Still, the draw handed Nadal a relatively more straightforward passage through the rounds than Djokovic. Nadal is facing fourth-round and quarterfinal matchups against fellow Spaniards Nicolas Almagro and David Ferrer, and although both me have beaten him in the buildup to Roland Garros, he has dominated them throughout his career. Past them, his likeliest semifinals opponents would be either Australian Open champion Stan Wawrinka or Britain’s Andy Murray, who are slated to meet in the quarterfinals. Murray led Nadal 4-2 in the deciding set in the Rome quarterfinals last week but eventually lost 7-5

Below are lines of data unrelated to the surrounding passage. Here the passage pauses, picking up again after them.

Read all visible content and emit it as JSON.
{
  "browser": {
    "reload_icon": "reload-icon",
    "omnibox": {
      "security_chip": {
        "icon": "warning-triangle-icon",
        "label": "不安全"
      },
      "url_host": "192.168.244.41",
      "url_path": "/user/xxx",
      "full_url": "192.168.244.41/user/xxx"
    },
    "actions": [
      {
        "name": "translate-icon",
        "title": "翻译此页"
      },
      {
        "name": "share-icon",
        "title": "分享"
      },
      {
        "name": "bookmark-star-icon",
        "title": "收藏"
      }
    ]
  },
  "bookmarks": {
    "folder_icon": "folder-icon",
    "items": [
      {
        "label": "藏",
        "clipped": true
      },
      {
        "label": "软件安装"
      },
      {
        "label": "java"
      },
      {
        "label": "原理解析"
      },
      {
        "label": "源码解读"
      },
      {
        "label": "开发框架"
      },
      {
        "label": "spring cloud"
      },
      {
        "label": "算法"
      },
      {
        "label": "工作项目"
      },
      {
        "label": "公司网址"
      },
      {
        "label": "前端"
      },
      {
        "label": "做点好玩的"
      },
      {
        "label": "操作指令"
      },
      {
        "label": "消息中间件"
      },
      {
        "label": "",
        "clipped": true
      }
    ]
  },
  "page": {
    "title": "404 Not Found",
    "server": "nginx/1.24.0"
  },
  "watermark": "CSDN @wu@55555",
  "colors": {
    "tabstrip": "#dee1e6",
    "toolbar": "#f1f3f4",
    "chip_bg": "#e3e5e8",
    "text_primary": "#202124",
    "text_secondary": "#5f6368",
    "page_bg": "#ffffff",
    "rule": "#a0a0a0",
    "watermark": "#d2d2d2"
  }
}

Nadal, whose only tournament win on clay in the buildup came in Madrid where opponent Kei Nishikori of Japan had to pull out in the deciding set of the final, said that he had fully recovered from his efforts in Rome where he played a series of tough three-setters before losing in the final to Djokovic. Djokovic will start comfortably enough with a match against Portugal’s Joao Sousa, but he could be faced with dangerous Croat Marin Cilic in the third round. If he comes through that, the Serb could face top home hope Jo-Wilfried Tsonga in the last 16, and either fast-rising Milos Raonic of Canada, who ran him close last week in Rome, or Japanese star Nishikori in the quarterfinals before an eventual semifinal against Federer.
Federer, whose one French Open title in Paris came in 2009, is a potential semifinal opponent if the Swiss fourth seed can get past Tomas Berdych of the Czech Republic in the third quarter of the draw. Federer opens up against Lukas Lacko of Slovakia and could run early into the talented Ernests Gulbis of Latvia, but his path looks clear enough through to the last eight and a matchup with Berdych. Having played just once – and lost once – since his wife Mirka gave birth to the couple’s second set of twins, he said that things were “fairly normal.”
Form is temporary, class is permanent. The real class of a player shows in situations where he can ...